Sunday, December 21, 2014

Another Work in Progress - More Personal

One of the things I especially enjoy about working from old snapshots is the opportunity to really look closely at the images.  I usually work with pictures of people I do not know, but this time I wanted to work with an old photo from maybe 1956 or so of my younger sister and me.

I scanned and enlarged the original, and drew us, simplifying the background so much as to be pretty much unrecognizable.  In the original we were standing on the covered front porch, in front of the wooden door that had an oval window filled with beveled glass.  The sun was in our eyes, and we were dressed in our good wool winter coats, trimmed in fur.  We both wore hats, tied under our chins. The shapes of the door and window behind us are only suggested here by using an old diary page, wallpaper and bits of a Wisconsin map.

Yesterday I started pushing back the paper background, suggesting a shadow of the overhead roof, and adding shadows behind us girls.  I still need to make decisions about the floor, and later when the skin tones are more dry, I need to warm up the flesh tones and deepen the shadows.

Staring at the old photo I remember how much Mother liked decorating the old farm house for Christmas.  I removed the homemade styrofoam-pipe cleaner-felt Santa head that hung on the door from my painting, and the bit of our Flexible Flyer sled that showed.  Clearly the picture was taken in December.  In those early days we always had green Christmas trees, covered with glass ornaments and heavy lead icicles that we kids liked to toss on the tree in a very un-artistic way.  Funny all those memories that return, just from staring at an old snapshot.


JoAnn said...

Sorry you have been so sick, Sherry. Take care of yourself and give yourself permission to sleep! The great healer, along with water!
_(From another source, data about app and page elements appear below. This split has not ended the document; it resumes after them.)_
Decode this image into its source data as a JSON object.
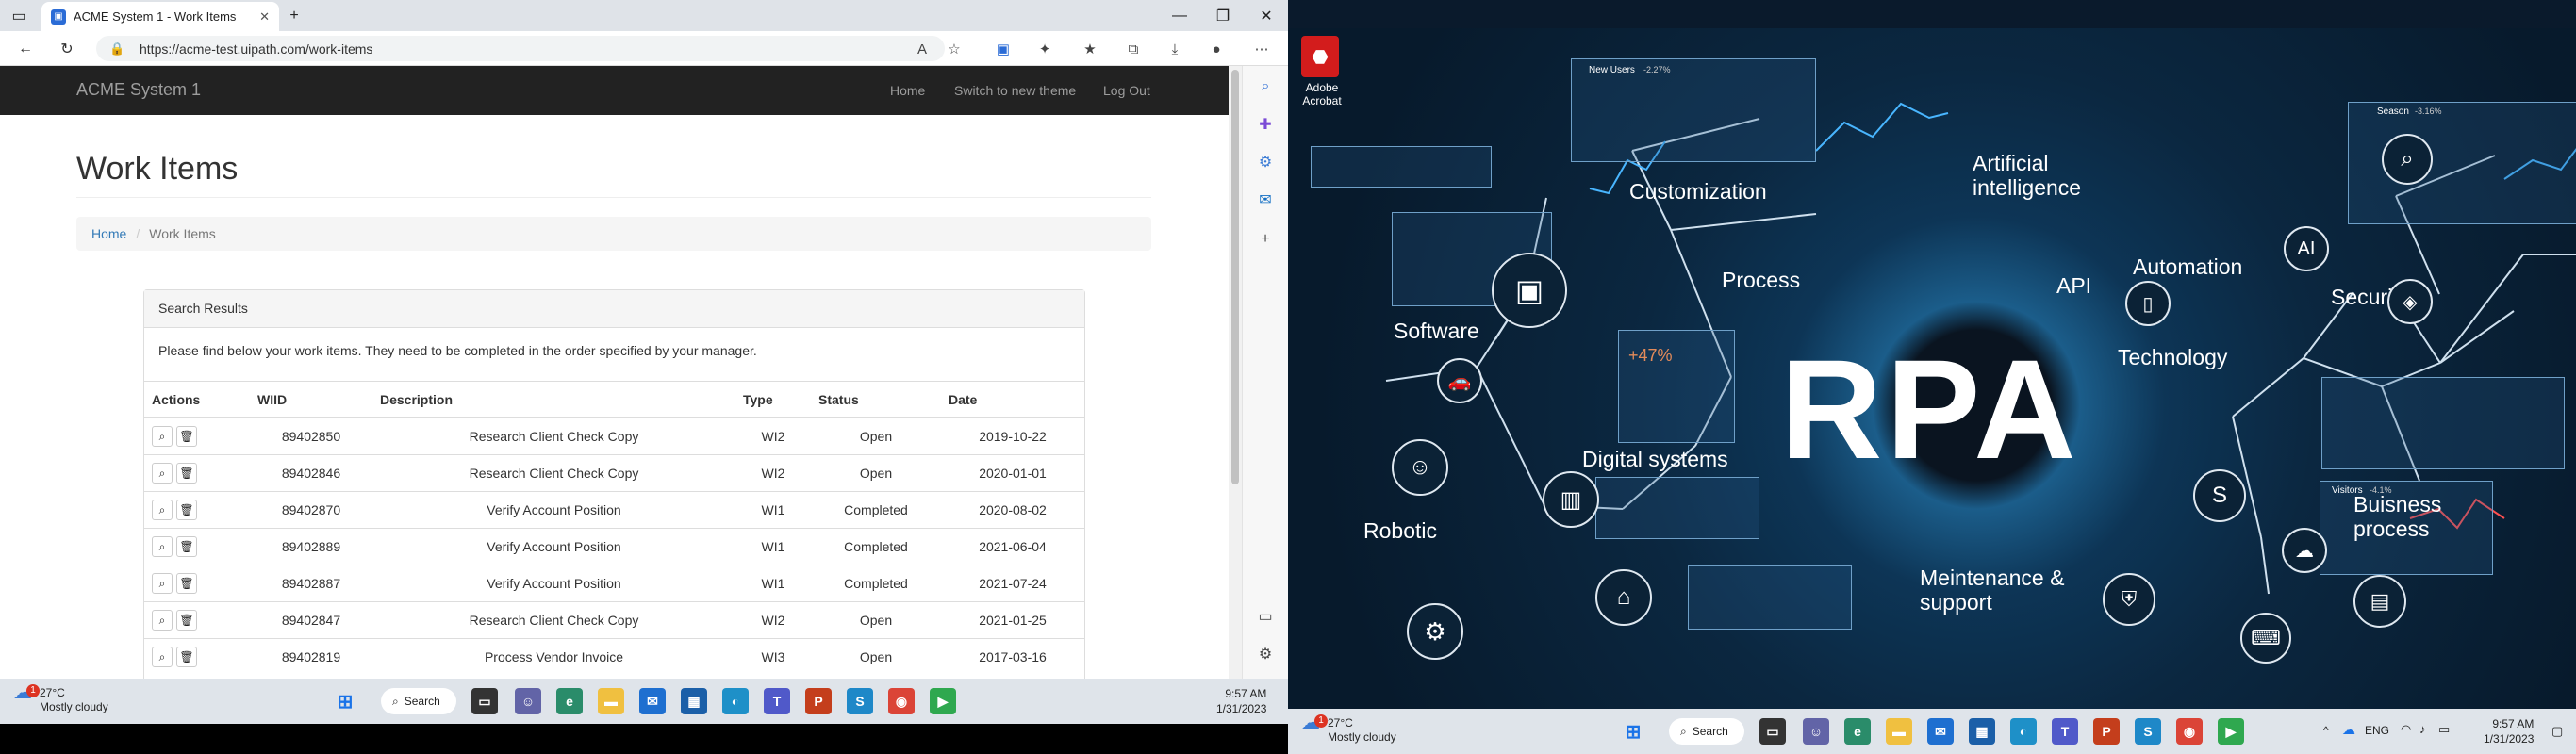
{
  "browser": {
    "tab_title": "ACME System 1 - Work Items",
    "url": "https://acme-test.uipath.com/work-items"
  },
  "site": {
    "brand": "ACME System 1",
    "nav": [
      "Home",
      "Switch to new theme",
      "Log Out"
    ],
    "page_title": "Work Items",
    "breadcrumb": {
      "home": "Home",
      "current": "Work Items"
    },
    "panel_title": "Search Results",
    "panel_text": "Please find below your work items. They need to be completed in the order specified by your manager.",
    "columns": [
      "Actions",
      "WIID",
      "Description",
      "Type",
      "Status",
      "Date"
    ],
    "rows": [
      {
        "wiid": "89402850",
        "description": "Research Client Check Copy",
        "type": "WI2",
        "status": "Open",
        "date": "2019-10-22"
      },
      {
        "wiid": "89402846",
        "description": "Research Client Check Copy",
        "type": "WI2",
        "status": "Open",
        "date": "2020-01-01"
      },
      {
        "wiid": "89402870",
        "description": "Verify Account Position",
        "type": "WI1",
        "status": "Completed",
        "date": "2020-08-02"
      },
      {
        "wiid": "89402889",
        "description": "Verify Account Position",
        "type": "WI1",
        "status": "Completed",
        "date": "2021-06-04"
      },
      {
        "wiid": "89402887",
        "description": "Verify Account Position",
        "type": "WI1",
        "status": "Completed",
        "date": "2021-07-24"
      },
      {
        "wiid": "89402847",
        "description": "Research Client Check Copy",
        "type": "WI2",
        "status": "Open",
        "date": "2021-01-25"
      },
      {
        "wiid": "89402819",
        "description": "Process Vendor Invoice",
        "type": "WI3",
        "status": "Open",
        "date": "2017-03-16"
      }
    ]
  },
  "taskbar_left": {
    "weather_temp": "27°C",
    "weather_desc": "Mostly cloudy",
    "weather_badge": "1",
    "search_label": "Search",
    "time": "9:57 AM",
    "date": "1/31/2023"
  },
  "desktop": {
    "acrobat_label": "Adobe Acrobat",
    "center_text": "RPA",
    "labels": [
      "Customization",
      "Artificial intelligence",
      "Process",
      "API",
      "Automation",
      "AI",
      "Security",
      "Software",
      "Technology",
      "Digital systems",
      "Robotic",
      "Buisness process",
      "Meintenance & support"
    ],
    "widget_new_users": "New Users",
    "widget_new_users_delta": "-2.27%",
    "widget_season": "Season",
    "widget_season_delta": "-3.16%",
    "widget_visitors": "Visitors",
    "widget_visitors_delta": "-4.1%",
    "percent_label": "+47%"
  },
  "taskbar_right": {
    "weather_temp": "27°C",
    "weather_desc": "Mostly cloudy",
    "weather_badge": "1",
    "search_label": "Search",
    "lang": "ENG",
    "time": "9:57 AM",
    "date": "1/31/2023"
  },
  "colors": {
    "navbar": "#222222",
    "link": "#337ab7",
    "taskbar": "#dfe4ea"
  }
}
I love the work you are doing, and the back-story on why your grandmother looks pensive.

Where would you put the blues if you added them?

JoAnn said...
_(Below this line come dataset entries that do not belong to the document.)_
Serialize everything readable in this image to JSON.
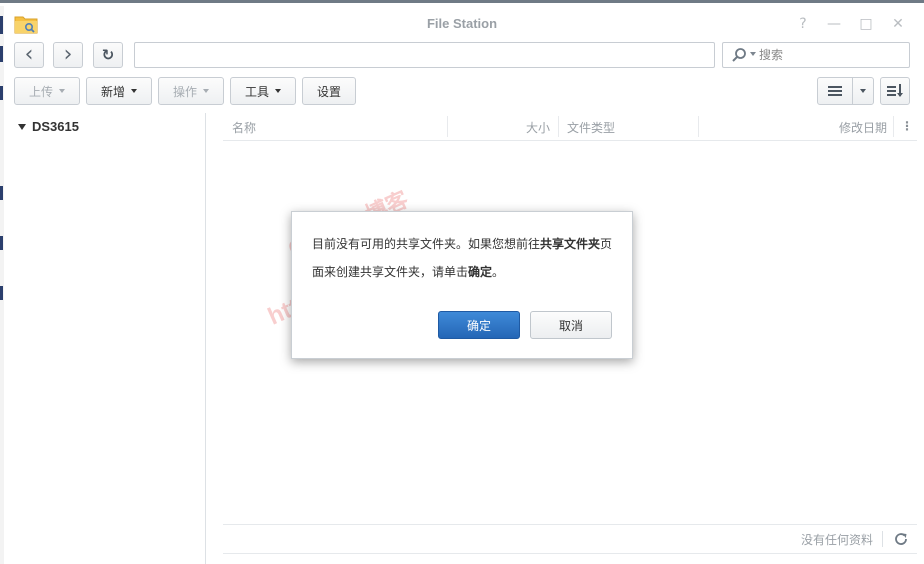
{
  "window": {
    "title": "File Station",
    "controls": {
      "help": "?",
      "minimize": "—",
      "maximize": "□",
      "close": "✕"
    }
  },
  "nav": {
    "back_icon": "‹",
    "forward_icon": "›",
    "refresh_icon": "↻",
    "path": "",
    "search_placeholder": "搜索"
  },
  "toolbar": {
    "upload": "上传",
    "create": "新增",
    "action": "操作",
    "tools": "工具",
    "settings": "设置"
  },
  "sidebar": {
    "root": "DS3615"
  },
  "columns": {
    "name": "名称",
    "size": "大小",
    "type": "文件类型",
    "modified": "修改日期",
    "more": "⋮"
  },
  "footer": {
    "status": "没有任何资料"
  },
  "dialog": {
    "message_part1": "目前没有可用的共享文件夹。如果您想前往",
    "message_bold1": "共享文件夹",
    "message_part2": "页面来创建共享文件夹，请单击",
    "message_bold2": "确定",
    "message_part3": "。",
    "ok": "确定",
    "cancel": "取消"
  },
  "watermark": {
    "line1": "GXNAS 博客",
    "line2": "https://wp.gxnas.com"
  },
  "colors": {
    "primary_button": "#2466b6",
    "title_text": "#9aa0a6",
    "watermark": "#e65050"
  }
}
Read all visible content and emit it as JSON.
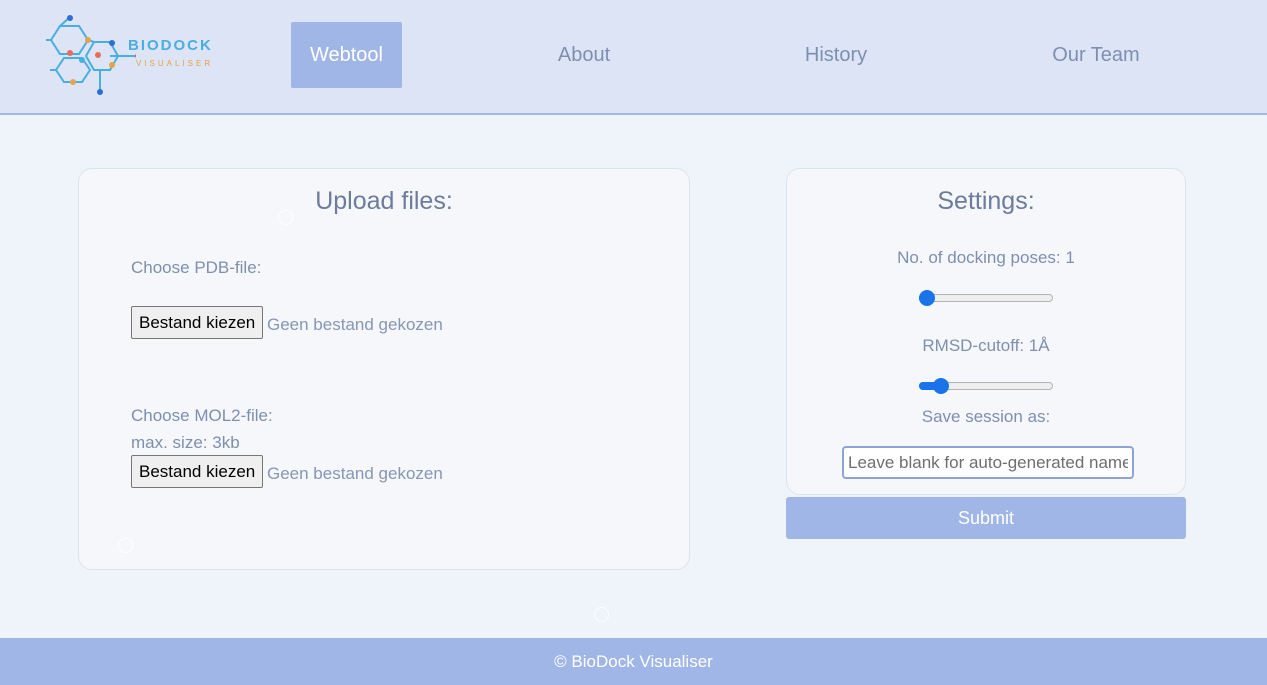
{
  "brand": {
    "title": "BIODOCK",
    "subtitle": "VISUALISER",
    "colors": {
      "primary": "#a0b6e6",
      "accent": "#1a73e8",
      "logo_blue": "#49aee0",
      "logo_orange": "#e8a24a"
    }
  },
  "nav": {
    "items": [
      {
        "label": "Webtool",
        "active": true
      },
      {
        "label": "About",
        "active": false
      },
      {
        "label": "History",
        "active": false
      },
      {
        "label": "Our Team",
        "active": false
      }
    ]
  },
  "upload": {
    "title": "Upload files:",
    "pdb_label": "Choose PDB-file:",
    "pdb_button": "Bestand kiezen",
    "pdb_status": "Geen bestand gekozen",
    "mol2_label": "Choose MOL2-file:",
    "mol2_size": "max. size: 3kb",
    "mol2_button": "Bestand kiezen",
    "mol2_status": "Geen bestand gekozen"
  },
  "settings": {
    "title": "Settings:",
    "poses_label": "No. of docking poses: 1",
    "poses_slider_fraction": 0,
    "rmsd_label": "RMSD-cutoff: 1Å",
    "rmsd_slider_fraction": 0.12,
    "save_label": "Save session as:",
    "name_placeholder": "Leave blank for auto-generated name",
    "submit_label": "Submit"
  },
  "footer": {
    "text": "© BioDock Visualiser"
  }
}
Well, my comment disappeared while I was proving that I am not a robot!

Among other things, I asked you where you would put the blues

Sherry Pierce Thurner said...

When I paint flesh tone the first layer has rather opaque paints. Once that layer dried I can glaze with paint that is more transparent - yellows and rose to warm the skin tones, cool blue to deepen the shadows.